YES – Surgery remains the best option for acute appendicitis
The vast majority of surgeons the world over use operative therapy as the prime mode of treatment for appendicitis. As Dr. Liu argues below, acute appendicitis can be treated successfully nonoperatively with antibiotics. That it can be done so successfully does not mean that this is the correct or best way to treat this disease, however. Appendicitis is a spectrum disease: It can present anywhere from simple and uncomplicated, to retrocecal, to perforated with abscess, and even with free perforation with diffuse purulence and generalized peritonitis.
There continues to be a small, but definite mortality due to appendicitis, mostly in cases of delayed diagnosis, as well as very significant morbidity. In the pediatric population, perforation of the appendix, which usually occurs 36-72 hours after symptoms begin, has a postoperative abscess rate requiring further therapy (drainage and/or further antibiotic treatment) in excess of 15% (Ann. Surg. 2012;256:581-5).
One of the arguments for nonoperative treatment of appendicitis is that the appendix is simply another diverticulum of the colon, and acute diverticulitis can frequently be treated successfully with antibiotics, leaving operative treatment to be delayed for subsequent bouts or for complications of the disease. However, the appendix differs from many colonic diverticula in that it frequently lies free in the abdomen whereas many colonic diverticula are surrounded by mesentery. Thus, perforation of a colonic diverticulum is immediately contained, whereas the appendix often perforates freely into the abdomen, leading to widespread contamination. The result is generalized sepsis versus controlled, localized sepsis that may be treated successfully with powerful antibiotics.
In the case of simple, controlled appendicitis, an argument can certainly be made for early treatment with antibiotics and careful clinical follow-up. Undoubtedly, many of these patients will improve. However, the difficulty lies in diagnosing the simple case without knowing who is going to progress to complication, especially in the pediatric age group. Prompt, not emergent, operation when the diagnosis is made is probably the more prudent course.

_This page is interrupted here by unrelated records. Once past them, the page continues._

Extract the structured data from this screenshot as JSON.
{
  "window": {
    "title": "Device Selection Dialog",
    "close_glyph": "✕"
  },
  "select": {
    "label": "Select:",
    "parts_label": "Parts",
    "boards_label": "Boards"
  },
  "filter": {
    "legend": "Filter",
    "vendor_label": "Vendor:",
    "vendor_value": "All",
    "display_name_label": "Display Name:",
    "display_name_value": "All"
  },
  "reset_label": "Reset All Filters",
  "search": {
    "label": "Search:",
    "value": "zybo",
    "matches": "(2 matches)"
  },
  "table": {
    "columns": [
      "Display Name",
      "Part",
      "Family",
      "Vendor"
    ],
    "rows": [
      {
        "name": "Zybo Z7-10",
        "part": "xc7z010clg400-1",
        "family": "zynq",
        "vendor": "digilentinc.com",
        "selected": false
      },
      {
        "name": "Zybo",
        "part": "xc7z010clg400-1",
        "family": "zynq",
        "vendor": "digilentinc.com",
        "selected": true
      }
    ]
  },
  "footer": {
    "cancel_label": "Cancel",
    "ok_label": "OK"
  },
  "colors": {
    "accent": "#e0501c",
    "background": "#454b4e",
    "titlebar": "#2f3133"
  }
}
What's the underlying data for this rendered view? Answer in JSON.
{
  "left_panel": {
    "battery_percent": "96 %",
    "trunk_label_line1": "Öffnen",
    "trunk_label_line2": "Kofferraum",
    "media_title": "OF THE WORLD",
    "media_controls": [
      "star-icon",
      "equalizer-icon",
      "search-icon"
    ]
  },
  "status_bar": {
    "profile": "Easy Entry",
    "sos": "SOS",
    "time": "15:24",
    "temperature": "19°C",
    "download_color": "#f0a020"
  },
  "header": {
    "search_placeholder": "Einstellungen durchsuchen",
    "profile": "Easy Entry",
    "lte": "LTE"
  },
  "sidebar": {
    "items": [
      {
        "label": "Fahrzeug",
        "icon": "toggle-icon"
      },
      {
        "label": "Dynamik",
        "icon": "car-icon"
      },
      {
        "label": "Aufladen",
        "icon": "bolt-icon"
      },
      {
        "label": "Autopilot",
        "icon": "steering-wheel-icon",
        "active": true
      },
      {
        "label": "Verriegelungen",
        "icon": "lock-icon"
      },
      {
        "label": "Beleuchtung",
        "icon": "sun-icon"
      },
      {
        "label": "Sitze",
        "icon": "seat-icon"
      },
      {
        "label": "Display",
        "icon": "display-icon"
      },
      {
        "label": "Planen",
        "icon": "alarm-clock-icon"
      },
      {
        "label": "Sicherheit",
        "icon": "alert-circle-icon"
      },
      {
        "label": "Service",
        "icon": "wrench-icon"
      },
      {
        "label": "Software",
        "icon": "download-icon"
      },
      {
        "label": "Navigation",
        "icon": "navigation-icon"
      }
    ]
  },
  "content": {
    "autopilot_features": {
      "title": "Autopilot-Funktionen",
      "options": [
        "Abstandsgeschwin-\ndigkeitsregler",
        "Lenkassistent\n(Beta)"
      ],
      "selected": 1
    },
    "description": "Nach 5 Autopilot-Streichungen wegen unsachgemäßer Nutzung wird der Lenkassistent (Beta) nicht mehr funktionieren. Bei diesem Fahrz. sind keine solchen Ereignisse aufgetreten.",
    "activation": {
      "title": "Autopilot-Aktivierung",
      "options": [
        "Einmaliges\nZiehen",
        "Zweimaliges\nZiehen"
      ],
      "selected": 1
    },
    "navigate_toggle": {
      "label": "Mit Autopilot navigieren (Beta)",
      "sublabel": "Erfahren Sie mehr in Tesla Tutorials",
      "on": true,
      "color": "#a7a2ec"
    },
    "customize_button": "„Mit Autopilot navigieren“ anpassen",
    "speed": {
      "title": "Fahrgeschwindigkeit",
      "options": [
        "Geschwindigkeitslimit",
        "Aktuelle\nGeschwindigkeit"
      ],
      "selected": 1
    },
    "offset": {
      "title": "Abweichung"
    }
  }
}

Finally, a few brief words should be said about laparoscopic treatment of acute appendicitis as well as drainage of well-established abscesses followed by interval appendectomy. There is little question now that laparoscopic appendectomy treats the disease as well as or better than open operation, even in cases of perforation. A low incidence of complications secondary to laparoscopy notwithstanding, this approach leads to shorter hospitalizations and faster recovery, and compares favorably with nonoperative treatment. This is a clear improvement in care over the past 20 years.
There are cases, however, where a well-established abscess exists. Immediate open operation in these cases can make a stable patient extremely septic. Such cases are probably better managed with percutaneous abscess drainage (a necessity) followed a number of weeks later by interval appendectomy (which some may consider elective). Not removing the appendix later in these cases creates some risk for recurrent appendicitis, however.
Thus, despite data that would argue for a nonoperative approach to acute appendicitis, this author firmly believes that the overwhelming long-term experience favors operative treatment of acute appendicitis once the diagnosis is made. Treatment algorithms for timing of surgery and duration of perioperative antibiotics continue to be the topic of much clinical research. However, the basic principle of operative treatment remains the safest and most expeditious approach for patients. This, after all, should be the surgeon’s goal.
Dr. Lund is an ACS Fellow and surgeon-in-chief, Phoenix Children’s Hospital, and professor of child health and surgery at the University of Arizona College of Medicine–Phoenix.
NO – There is a strong case for antibiotics to treat acute appendicitis
Most surgeons who treat acute appendicitis have had to resort to antibiotic treatment occasionally, either because of significant patient comorbidities or due to the presence of phlegmon/abscess. The first time I did so was nearly 10 years ago in a 70-year-old man with severe COPD, whose surgical mortality was estimated to be greater than 50% by my medical colleagues. After some discussion, the patient elected to try antibiotics, while I stood ready to operate at the first sign of trouble. Within 48 hours, his symptoms resolved, his laboratory findings normalized, and he was headed home.
Despite similar experiences, treating appendicitis with antibiotics has been controversial. Appendectomy has been the treatment since Fitz advocated it in 1886 and Wangensteen proposed obstruction as the cause in 1940. Wangensteen observed histological changes consistent with appendicitis in 5 out of 22 ligated appendices brought out through abdominal incisions in patients undergoing colostomy operations (Ann. Surg. 1939;110:629-47). He later concluded that "obstruction of the lumen, if maintained for a sufficient number of hours, would result in acute gangrenous appendicitis with rupture" (Surg. Gynecol. Obstet. 1940;70:799-808). Since then, generations have accepted this without question, even though many observations suggested otherwise.